● Records provided
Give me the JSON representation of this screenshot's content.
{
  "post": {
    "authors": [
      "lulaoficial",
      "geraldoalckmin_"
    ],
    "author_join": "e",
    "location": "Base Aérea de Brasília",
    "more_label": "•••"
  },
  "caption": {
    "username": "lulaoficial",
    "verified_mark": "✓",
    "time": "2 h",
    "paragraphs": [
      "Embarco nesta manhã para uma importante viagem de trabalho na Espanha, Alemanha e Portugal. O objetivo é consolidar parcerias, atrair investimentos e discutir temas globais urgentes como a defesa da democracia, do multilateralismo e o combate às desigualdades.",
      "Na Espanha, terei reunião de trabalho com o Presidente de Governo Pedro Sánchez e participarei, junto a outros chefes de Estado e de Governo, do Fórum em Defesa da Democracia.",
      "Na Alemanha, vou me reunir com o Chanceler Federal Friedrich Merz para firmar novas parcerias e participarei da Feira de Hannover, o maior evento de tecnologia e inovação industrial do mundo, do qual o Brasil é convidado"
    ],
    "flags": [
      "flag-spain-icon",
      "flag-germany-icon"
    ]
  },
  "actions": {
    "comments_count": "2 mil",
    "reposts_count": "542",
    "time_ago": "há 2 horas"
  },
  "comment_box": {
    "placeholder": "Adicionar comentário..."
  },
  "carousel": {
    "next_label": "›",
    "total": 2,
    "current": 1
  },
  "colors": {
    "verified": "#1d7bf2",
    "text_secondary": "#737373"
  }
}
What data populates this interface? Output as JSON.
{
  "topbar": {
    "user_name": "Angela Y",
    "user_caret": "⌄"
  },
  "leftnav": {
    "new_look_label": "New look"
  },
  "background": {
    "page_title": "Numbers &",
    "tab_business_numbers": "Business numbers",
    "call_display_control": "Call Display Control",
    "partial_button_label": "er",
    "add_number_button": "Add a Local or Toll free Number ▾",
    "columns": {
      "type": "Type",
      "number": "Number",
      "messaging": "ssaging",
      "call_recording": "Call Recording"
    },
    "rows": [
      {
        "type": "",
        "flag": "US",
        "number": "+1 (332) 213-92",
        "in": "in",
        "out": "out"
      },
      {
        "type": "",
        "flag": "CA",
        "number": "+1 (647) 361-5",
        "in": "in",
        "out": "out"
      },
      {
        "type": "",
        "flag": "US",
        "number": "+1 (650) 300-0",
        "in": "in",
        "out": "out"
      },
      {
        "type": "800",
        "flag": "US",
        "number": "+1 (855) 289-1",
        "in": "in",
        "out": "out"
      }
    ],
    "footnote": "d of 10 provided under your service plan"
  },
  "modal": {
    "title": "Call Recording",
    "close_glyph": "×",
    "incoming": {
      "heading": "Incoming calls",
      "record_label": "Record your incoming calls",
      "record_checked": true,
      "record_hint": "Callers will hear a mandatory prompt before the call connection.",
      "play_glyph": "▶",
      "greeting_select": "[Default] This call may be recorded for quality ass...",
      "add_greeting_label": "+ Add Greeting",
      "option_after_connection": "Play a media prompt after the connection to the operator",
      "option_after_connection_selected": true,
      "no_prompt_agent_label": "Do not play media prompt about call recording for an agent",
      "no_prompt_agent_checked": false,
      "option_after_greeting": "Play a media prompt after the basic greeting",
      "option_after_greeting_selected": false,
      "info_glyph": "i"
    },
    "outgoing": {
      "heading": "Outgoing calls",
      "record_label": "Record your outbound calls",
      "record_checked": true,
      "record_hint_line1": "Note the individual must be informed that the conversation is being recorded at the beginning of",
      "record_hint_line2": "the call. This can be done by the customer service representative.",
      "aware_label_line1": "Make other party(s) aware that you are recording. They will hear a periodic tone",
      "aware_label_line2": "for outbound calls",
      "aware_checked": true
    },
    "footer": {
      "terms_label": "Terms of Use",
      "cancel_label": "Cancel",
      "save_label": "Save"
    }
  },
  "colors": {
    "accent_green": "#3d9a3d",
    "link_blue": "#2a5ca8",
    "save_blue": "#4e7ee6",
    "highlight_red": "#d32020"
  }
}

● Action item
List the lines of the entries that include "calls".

● Output of the exercise
      "heading": "Incoming calls",
      "record_label": "Record your incoming calls",
      "heading": "Outgoing calls",
      "record_label": "Record your outbound calls",
      "aware_label_line2": "for outbound calls",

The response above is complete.